WORK REQUIRED =>
Scan the entries for the word "JSON", and copy every line where it appears.
___ DATA SUPPLIED
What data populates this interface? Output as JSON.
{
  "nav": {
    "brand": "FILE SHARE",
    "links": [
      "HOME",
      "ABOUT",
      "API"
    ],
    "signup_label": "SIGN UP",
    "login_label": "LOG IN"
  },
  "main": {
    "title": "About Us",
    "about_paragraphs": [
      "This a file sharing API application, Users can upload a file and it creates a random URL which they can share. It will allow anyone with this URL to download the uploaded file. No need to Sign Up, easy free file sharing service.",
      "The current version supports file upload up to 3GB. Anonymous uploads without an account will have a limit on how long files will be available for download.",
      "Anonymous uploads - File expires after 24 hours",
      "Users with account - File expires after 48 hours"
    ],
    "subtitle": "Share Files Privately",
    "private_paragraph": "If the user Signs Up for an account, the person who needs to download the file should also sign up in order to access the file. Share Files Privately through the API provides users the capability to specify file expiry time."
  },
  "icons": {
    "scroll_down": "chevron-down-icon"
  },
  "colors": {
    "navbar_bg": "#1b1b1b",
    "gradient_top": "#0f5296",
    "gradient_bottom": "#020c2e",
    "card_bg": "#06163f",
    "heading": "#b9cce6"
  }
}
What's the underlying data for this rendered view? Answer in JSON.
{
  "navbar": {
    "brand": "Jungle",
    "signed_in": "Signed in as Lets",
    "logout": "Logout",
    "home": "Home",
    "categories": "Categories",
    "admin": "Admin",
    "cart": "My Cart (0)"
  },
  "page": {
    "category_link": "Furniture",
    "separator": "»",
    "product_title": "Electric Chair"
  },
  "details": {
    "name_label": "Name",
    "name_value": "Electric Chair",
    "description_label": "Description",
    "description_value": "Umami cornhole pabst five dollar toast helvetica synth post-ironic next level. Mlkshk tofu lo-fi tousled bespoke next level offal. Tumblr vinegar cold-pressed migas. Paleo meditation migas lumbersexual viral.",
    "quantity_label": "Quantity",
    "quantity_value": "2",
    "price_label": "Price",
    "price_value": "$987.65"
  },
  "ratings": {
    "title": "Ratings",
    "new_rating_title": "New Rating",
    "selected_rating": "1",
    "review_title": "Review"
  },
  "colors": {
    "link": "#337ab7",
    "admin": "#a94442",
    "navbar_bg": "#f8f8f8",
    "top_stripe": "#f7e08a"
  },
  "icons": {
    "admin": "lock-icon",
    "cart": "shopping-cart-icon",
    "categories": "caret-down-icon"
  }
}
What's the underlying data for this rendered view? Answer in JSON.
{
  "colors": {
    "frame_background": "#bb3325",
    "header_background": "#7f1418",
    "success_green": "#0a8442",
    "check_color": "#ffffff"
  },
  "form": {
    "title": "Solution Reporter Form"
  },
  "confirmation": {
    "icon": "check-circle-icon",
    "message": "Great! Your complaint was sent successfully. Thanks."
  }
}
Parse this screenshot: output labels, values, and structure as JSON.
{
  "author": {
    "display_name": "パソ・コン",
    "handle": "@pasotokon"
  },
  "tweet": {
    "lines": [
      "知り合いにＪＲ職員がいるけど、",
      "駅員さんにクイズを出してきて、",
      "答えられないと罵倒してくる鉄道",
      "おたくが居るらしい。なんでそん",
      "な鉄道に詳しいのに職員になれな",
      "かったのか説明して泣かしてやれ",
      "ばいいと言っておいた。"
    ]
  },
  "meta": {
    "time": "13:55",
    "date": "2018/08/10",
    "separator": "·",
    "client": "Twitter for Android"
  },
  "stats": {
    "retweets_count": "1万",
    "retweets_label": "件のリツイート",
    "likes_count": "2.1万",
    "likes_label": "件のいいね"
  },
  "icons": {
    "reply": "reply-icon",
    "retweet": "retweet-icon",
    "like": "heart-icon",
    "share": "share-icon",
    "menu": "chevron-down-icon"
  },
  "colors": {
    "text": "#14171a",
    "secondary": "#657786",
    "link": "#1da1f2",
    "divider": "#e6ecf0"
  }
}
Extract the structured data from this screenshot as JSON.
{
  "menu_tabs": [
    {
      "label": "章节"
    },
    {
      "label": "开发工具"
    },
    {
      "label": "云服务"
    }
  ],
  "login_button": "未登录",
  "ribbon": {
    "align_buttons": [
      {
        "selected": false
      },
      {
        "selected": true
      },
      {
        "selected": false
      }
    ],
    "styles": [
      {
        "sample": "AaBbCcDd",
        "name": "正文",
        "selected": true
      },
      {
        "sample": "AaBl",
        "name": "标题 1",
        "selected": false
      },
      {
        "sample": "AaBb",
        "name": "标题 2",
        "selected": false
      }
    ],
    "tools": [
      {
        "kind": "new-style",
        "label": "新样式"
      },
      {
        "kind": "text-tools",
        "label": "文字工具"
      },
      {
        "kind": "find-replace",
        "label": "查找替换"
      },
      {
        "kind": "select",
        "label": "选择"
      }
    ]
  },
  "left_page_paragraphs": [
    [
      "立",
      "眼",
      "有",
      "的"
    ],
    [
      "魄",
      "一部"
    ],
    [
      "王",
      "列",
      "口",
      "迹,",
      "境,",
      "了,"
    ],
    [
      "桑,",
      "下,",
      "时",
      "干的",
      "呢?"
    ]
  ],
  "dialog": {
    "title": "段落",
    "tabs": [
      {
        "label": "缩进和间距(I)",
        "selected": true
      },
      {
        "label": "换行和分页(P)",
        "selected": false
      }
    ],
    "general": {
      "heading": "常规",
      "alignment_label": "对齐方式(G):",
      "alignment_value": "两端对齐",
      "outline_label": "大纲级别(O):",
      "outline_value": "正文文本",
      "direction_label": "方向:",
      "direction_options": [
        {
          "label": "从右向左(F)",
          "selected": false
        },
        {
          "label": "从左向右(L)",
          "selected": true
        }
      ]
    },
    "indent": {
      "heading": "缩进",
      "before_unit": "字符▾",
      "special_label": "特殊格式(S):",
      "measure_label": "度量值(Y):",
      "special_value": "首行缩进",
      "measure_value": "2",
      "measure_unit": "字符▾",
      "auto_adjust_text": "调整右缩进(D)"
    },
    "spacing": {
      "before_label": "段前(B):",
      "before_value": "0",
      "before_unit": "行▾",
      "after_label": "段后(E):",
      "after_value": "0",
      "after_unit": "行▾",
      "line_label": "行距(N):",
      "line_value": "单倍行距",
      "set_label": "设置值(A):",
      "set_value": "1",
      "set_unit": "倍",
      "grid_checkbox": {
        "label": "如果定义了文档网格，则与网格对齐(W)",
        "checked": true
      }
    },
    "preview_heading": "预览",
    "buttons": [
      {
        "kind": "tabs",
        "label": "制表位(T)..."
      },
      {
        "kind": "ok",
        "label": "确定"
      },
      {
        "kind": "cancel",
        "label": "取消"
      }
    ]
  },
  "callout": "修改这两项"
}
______
RESPONSE TO THE EXERCISE =>
What data populates this interface? Output as JSON.
What's the underlying data for this rendered view? Answer in JSON.
What's the underlying data for this rendered view? Answer in JSON.
Parse this screenshot: output labels, values, and structure as JSON.
Extract the structured data from this screenshot as JSON.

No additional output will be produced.